If you are someone who has made the difficult decision to move your parent into a Texas nursing home due to his or her age and/or health condition, you probably worry that the nursing home may not be giving him or her the necessary care (s)he deserves. Sadly, you may have more cause for concern than you realize, especially if your parent suffers from dementia or Alzheimer’s disease.
Recently, an investigation of 15,000 nursing home facilities throughout America revealed that the staffs in many of them routinely administer antipsychotic drugs to their patients suffering from Alzheimer’s disease, dementia, and other illnesses and conditions for which such drugs are contraindicated.

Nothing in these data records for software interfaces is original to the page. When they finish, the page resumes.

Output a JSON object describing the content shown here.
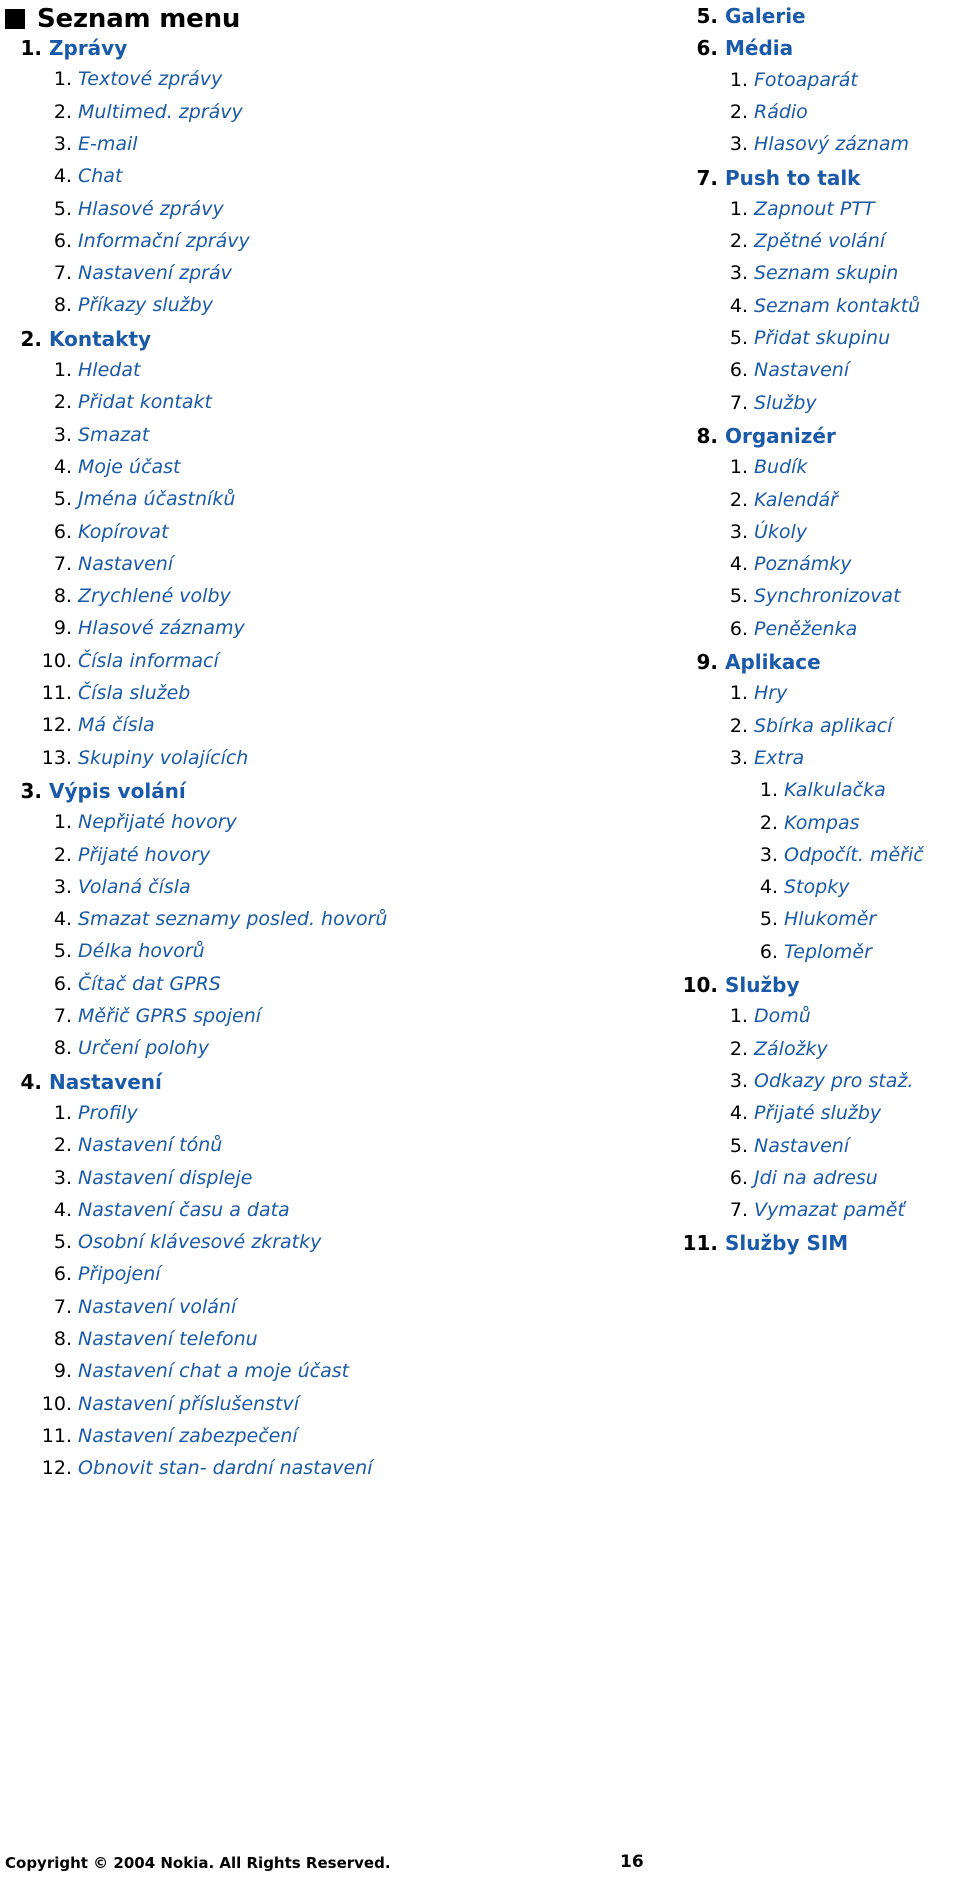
{
  "heading": {
    "bullet_icon": "filled-square-bullet",
    "title": "Seznam menu"
  },
  "colors": {
    "link_blue": "#1a5aa8",
    "number_black": "#000000",
    "page_background": "#ffffff"
  },
  "left_column": [
    {
      "level": 1,
      "num": "1.",
      "label": "Zprávy"
    },
    {
      "level": 2,
      "num": "1.",
      "label": "Textové zprávy"
    },
    {
      "level": 2,
      "num": "2.",
      "label": "Multimed. zprávy"
    },
    {
      "level": 2,
      "num": "3.",
      "label": "E-mail"
    },
    {
      "level": 2,
      "num": "4.",
      "label": "Chat"
    },
    {
      "level": 2,
      "num": "5.",
      "label": "Hlasové zprávy"
    },
    {
      "level": 2,
      "num": "6.",
      "label": "Informační zprávy"
    },
    {
      "level": 2,
      "num": "7.",
      "label": "Nastavení zpráv"
    },
    {
      "level": 2,
      "num": "8.",
      "label": "Příkazy služby"
    },
    {
      "level": 1,
      "num": "2.",
      "label": "Kontakty"
    },
    {
      "level": 2,
      "num": "1.",
      "label": "Hledat"
    },
    {
      "level": 2,
      "num": "2.",
      "label": "Přidat kontakt"
    },
    {
      "level": 2,
      "num": "3.",
      "label": "Smazat"
    },
    {
      "level": 2,
      "num": "4.",
      "label": "Moje účast"
    },
    {
      "level": 2,
      "num": "5.",
      "label": "Jména účastníků"
    },
    {
      "level": 2,
      "num": "6.",
      "label": "Kopírovat"
    },
    {
      "level": 2,
      "num": "7.",
      "label": "Nastavení"
    },
    {
      "level": 2,
      "num": "8.",
      "label": "Zrychlené volby"
    },
    {
      "level": 2,
      "num": "9.",
      "label": "Hlasové záznamy"
    },
    {
      "level": 2,
      "num": "10.",
      "label": "Čísla informací"
    },
    {
      "level": 2,
      "num": "11.",
      "label": "Čísla služeb"
    },
    {
      "level": 2,
      "num": "12.",
      "label": "Má čísla"
    },
    {
      "level": 2,
      "num": "13.",
      "label": "Skupiny volajících"
    },
    {
      "level": 1,
      "num": "3.",
      "label": "Výpis volání"
    },
    {
      "level": 2,
      "num": "1.",
      "label": "Nepřijaté hovory"
    },
    {
      "level": 2,
      "num": "2.",
      "label": "Přijaté hovory"
    },
    {
      "level": 2,
      "num": "3.",
      "label": "Volaná čísla"
    },
    {
      "level": 2,
      "num": "4.",
      "label": "Smazat seznamy posled. hovorů"
    },
    {
      "level": 2,
      "num": "5.",
      "label": "Délka hovorů"
    },
    {
      "level": 2,
      "num": "6.",
      "label": "Čítač dat GPRS"
    },
    {
      "level": 2,
      "num": "7.",
      "label": "Měřič GPRS spojení"
    },
    {
      "level": 2,
      "num": "8.",
      "label": "Určení polohy"
    },
    {
      "level": 1,
      "num": "4.",
      "label": "Nastavení"
    },
    {
      "level": 2,
      "num": "1.",
      "label": "Profily"
    },
    {
      "level": 2,
      "num": "2.",
      "label": "Nastavení tónů"
    },
    {
      "level": 2,
      "num": "3.",
      "label": "Nastavení displeje"
    },
    {
      "level": 2,
      "num": "4.",
      "label": "Nastavení času a data"
    },
    {
      "level": 2,
      "num": "5.",
      "label": "Osobní klávesové zkratky"
    },
    {
      "level": 2,
      "num": "6.",
      "label": "Připojení"
    },
    {
      "level": 2,
      "num": "7.",
      "label": "Nastavení volání"
    },
    {
      "level": 2,
      "num": "8.",
      "label": "Nastavení telefonu"
    },
    {
      "level": 2,
      "num": "9.",
      "label": "Nastavení chat a moje účast"
    },
    {
      "level": 2,
      "num": "10.",
      "label": "Nastavení příslušenství"
    },
    {
      "level": 2,
      "num": "11.",
      "label": "Nastavení zabezpečení"
    },
    {
      "level": 2,
      "num": "12.",
      "label": "Obnovit stan- dardní nastavení"
    }
  ],
  "right_column": [
    {
      "level": 1,
      "num": "5.",
      "label": "Galerie"
    },
    {
      "level": 1,
      "num": "6.",
      "label": "Média"
    },
    {
      "level": 2,
      "num": "1.",
      "label": "Fotoaparát"
    },
    {
      "level": 2,
      "num": "2.",
      "label": "Rádio"
    },
    {
      "level": 2,
      "num": "3.",
      "label": "Hlasový záznam"
    },
    {
      "level": 1,
      "num": "7.",
      "label": "Push to talk"
    },
    {
      "level": 2,
      "num": "1.",
      "label": "Zapnout PTT"
    },
    {
      "level": 2,
      "num": "2.",
      "label": "Zpětné volání"
    },
    {
      "level": 2,
      "num": "3.",
      "label": "Seznam skupin"
    },
    {
      "level": 2,
      "num": "4.",
      "label": "Seznam kontaktů"
    },
    {
      "level": 2,
      "num": "5.",
      "label": "Přidat skupinu"
    },
    {
      "level": 2,
      "num": "6.",
      "label": "Nastavení"
    },
    {
      "level": 2,
      "num": "7.",
      "label": "Služby"
    },
    {
      "level": 1,
      "num": "8.",
      "label": "Organizér"
    },
    {
      "level": 2,
      "num": "1.",
      "label": "Budík"
    },
    {
      "level": 2,
      "num": "2.",
      "label": "Kalendář"
    },
    {
      "level": 2,
      "num": "3.",
      "label": "Úkoly"
    },
    {
      "level": 2,
      "num": "4.",
      "label": "Poznámky"
    },
    {
      "level": 2,
      "num": "5.",
      "label": "Synchronizovat"
    },
    {
      "level": 2,
      "num": "6.",
      "label": "Peněženka"
    },
    {
      "level": 1,
      "num": "9.",
      "label": "Aplikace"
    },
    {
      "level": 2,
      "num": "1.",
      "label": "Hry"
    },
    {
      "level": 2,
      "num": "2.",
      "label": "Sbírka aplikací"
    },
    {
      "level": 2,
      "num": "3.",
      "label": "Extra"
    },
    {
      "level": 3,
      "num": "1.",
      "label": "Kalkulačka"
    },
    {
      "level": 3,
      "num": "2.",
      "label": "Kompas"
    },
    {
      "level": 3,
      "num": "3.",
      "label": "Odpočít. měřič"
    },
    {
      "level": 3,
      "num": "4.",
      "label": "Stopky"
    },
    {
      "level": 3,
      "num": "5.",
      "label": "Hlukoměr"
    },
    {
      "level": 3,
      "num": "6.",
      "label": "Teploměr"
    },
    {
      "level": 1,
      "num": "10.",
      "label": "Služby"
    },
    {
      "level": 2,
      "num": "1.",
      "label": "Domů"
    },
    {
      "level": 2,
      "num": "2.",
      "label": "Záložky"
    },
    {
      "level": 2,
      "num": "3.",
      "label": "Odkazy pro staž."
    },
    {
      "level": 2,
      "num": "4.",
      "label": "Přijaté služby"
    },
    {
      "level": 2,
      "num": "5.",
      "label": "Nastavení"
    },
    {
      "level": 2,
      "num": "6.",
      "label": "Jdi na adresu"
    },
    {
      "level": 2,
      "num": "7.",
      "label": "Vymazat paměť"
    },
    {
      "level": 1,
      "num": "11.",
      "label": "Služby SIM"
    }
  ],
  "footer": {
    "copyright": "Copyright © 2004 Nokia. All Rights Reserved.",
    "page_number": "16"
  }
}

The top three drugs of choice for this illegal drug administration consist of the following:
In most of these situations, not only had no doctor ever diagnosed the patient with a disease or condition requiring antipsychotic drugs, but neither the patient nor his or her family knew that (s)he was being given such drugs. As to why these patients, most of whom suffered from dementia or Alzheimer’s disease, received these drugs, nursing home “caregivers” admitted that they calmed the patients and made them easier to control and handle. Elder rights activists have assigned the name “chemical restraints” to such practices.

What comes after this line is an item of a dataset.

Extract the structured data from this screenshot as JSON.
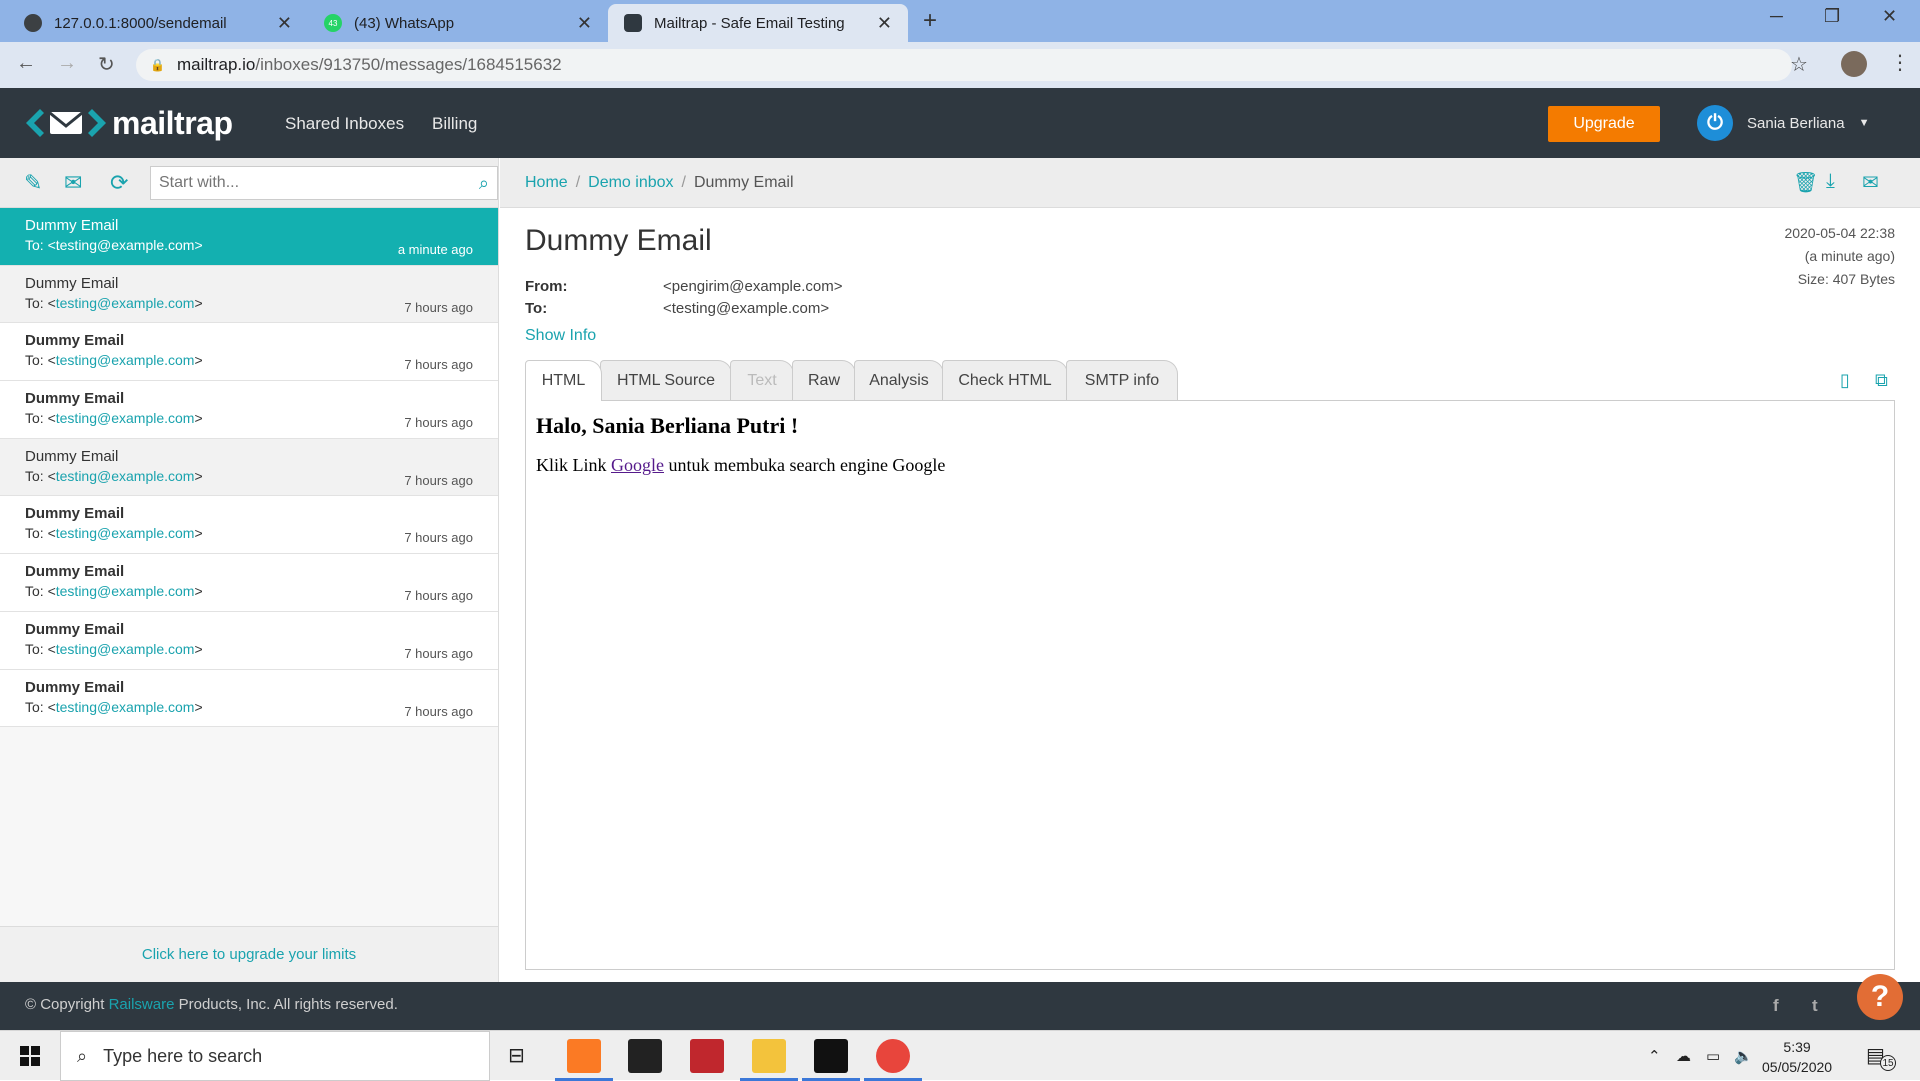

Failure of governmental oversight
While the Nursing Home Reform Act of 1987 theoretically protects your parent and other nursing home residents from this and other types of abuse and neglect, the Centers for Medicare & Medicaid Services, the agency charged with enforcing the NHRA’s provisions, has failed to properly do its job. As an example, the CMMS issued a mere 7,029 citations for improper drug administration to nursing homes nationwide in a recent four-year period. And of these, it collected only 3 percent of the “mandatory” fines. Why? Because the CMMS concluded that the other 97 percent of nursing home patients illegally dosed with improper medications suffered “no actual harm.”
As a further example of the CMMS’s failure to do its job, it placed a moratorium several years ago on the Food and Drug Administration’s prohibition against administering antipsychotic drugs to Alzheimer’s disease and dementia patients.
This newly revealed chemical restraint practice among nursing homes puts you in the unfortunate position of becoming your parent’s watchdog and advocate, especially if (s)he no longer has the mental capacity to know what drugs the nursing home staff is giving him or her. Ask your parent’s doctor exactly what drugs (s)he has prescribed for your parent and why. Then ask your parent’s medication nurse(s) what meds (s)he gives your parent and why. Only you can determine whether or not the nursing home is chemically restraining your parent.